- **About this task**
Every line of the records below that holds the word "computers" belongs in the answer.

[Data extracted from a collection]
━━━━━━━━━━━━━━━━

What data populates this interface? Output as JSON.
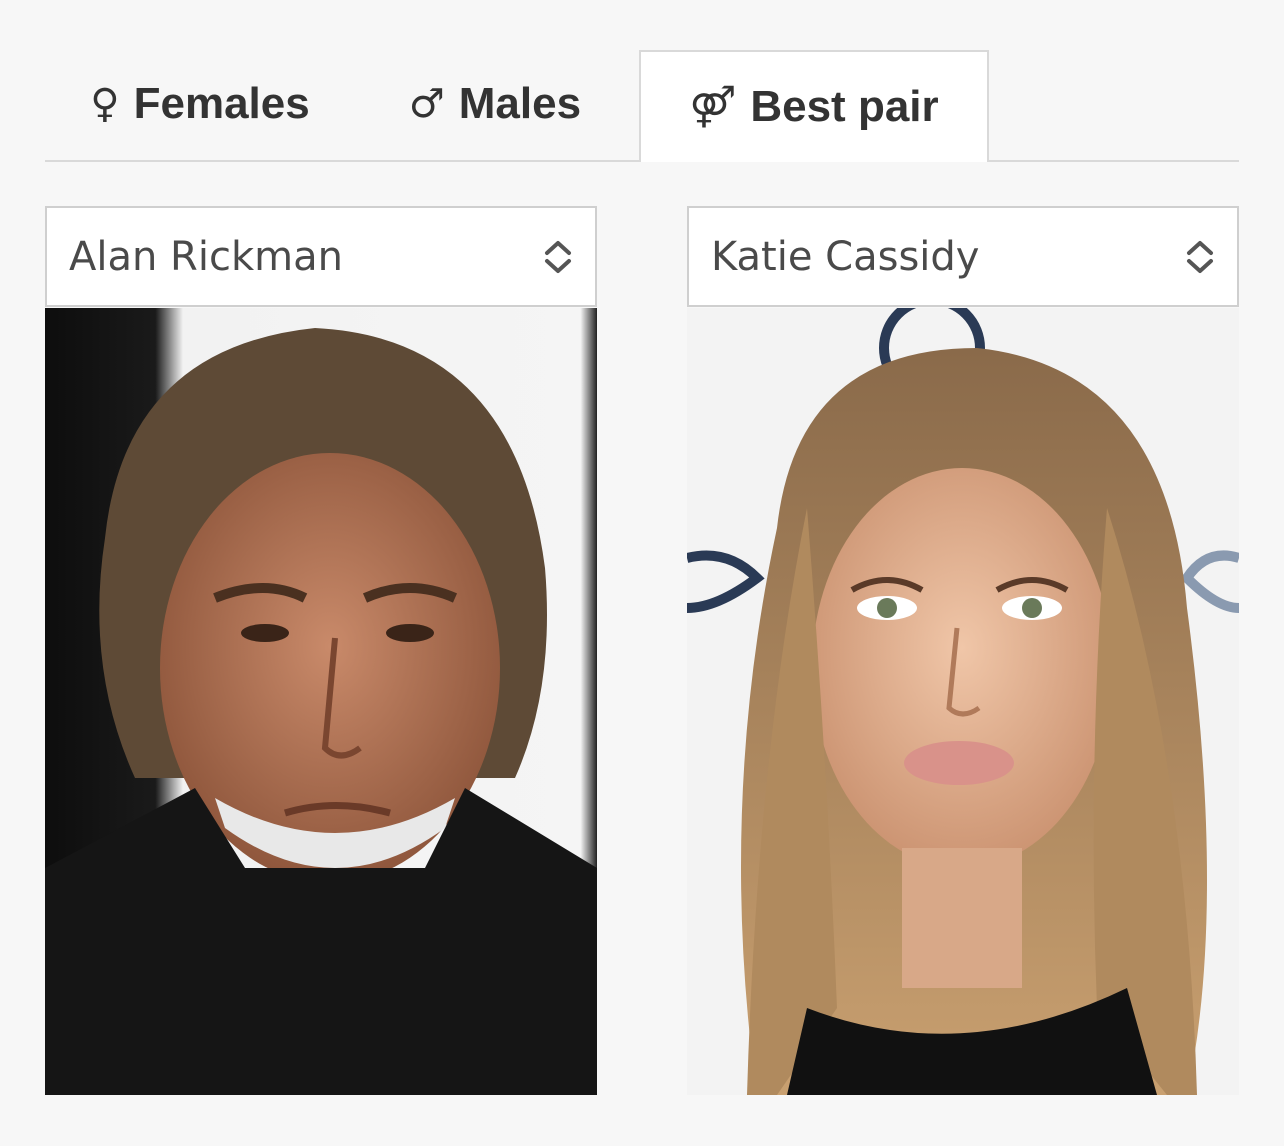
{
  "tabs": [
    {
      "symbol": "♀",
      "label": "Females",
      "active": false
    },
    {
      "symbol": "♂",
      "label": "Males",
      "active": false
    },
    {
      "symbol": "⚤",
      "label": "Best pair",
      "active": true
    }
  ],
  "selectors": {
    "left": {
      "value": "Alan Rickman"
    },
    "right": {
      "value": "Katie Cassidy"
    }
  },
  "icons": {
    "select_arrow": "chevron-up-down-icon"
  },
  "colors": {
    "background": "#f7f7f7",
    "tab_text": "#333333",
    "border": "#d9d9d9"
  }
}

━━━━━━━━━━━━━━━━

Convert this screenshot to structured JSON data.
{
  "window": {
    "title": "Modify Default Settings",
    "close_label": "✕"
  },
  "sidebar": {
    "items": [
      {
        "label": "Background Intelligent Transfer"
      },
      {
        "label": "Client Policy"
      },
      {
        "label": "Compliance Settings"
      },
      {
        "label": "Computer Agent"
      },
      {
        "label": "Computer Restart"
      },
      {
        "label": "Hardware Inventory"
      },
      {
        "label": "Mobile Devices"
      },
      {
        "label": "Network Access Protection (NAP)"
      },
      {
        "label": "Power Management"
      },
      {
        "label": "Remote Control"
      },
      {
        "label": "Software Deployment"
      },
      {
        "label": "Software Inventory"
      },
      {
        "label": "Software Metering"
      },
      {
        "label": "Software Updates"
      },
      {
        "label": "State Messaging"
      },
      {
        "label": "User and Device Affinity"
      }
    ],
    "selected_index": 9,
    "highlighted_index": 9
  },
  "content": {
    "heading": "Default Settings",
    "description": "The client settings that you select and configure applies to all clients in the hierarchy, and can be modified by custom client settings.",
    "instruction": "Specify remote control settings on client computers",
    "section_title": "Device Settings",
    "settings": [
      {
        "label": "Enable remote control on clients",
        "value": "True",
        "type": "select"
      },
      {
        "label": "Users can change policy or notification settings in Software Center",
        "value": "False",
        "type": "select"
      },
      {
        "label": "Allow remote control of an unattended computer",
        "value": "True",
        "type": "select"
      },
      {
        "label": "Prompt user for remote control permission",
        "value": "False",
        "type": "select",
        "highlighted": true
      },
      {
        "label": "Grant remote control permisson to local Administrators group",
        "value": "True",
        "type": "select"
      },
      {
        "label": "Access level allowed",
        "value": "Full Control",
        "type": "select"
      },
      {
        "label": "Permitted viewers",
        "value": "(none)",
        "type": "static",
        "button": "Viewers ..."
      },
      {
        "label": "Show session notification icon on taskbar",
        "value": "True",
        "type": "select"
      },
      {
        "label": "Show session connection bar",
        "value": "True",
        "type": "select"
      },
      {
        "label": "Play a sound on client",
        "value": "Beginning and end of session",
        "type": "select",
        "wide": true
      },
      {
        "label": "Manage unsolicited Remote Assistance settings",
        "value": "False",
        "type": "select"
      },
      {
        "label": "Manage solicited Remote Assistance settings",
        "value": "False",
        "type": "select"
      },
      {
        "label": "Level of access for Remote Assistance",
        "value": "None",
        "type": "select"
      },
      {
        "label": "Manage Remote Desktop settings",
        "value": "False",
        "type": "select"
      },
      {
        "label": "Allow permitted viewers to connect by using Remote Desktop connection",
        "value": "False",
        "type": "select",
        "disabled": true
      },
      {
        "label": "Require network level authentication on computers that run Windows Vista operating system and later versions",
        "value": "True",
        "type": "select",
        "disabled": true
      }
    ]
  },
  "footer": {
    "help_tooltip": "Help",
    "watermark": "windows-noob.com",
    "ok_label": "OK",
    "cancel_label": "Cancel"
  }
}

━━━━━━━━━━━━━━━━

- **Written reply**
    "instruction": "Specify remote control settings on client computers",
        "label": "Require network level authentication on computers that run Windows Vista operating system and later versions",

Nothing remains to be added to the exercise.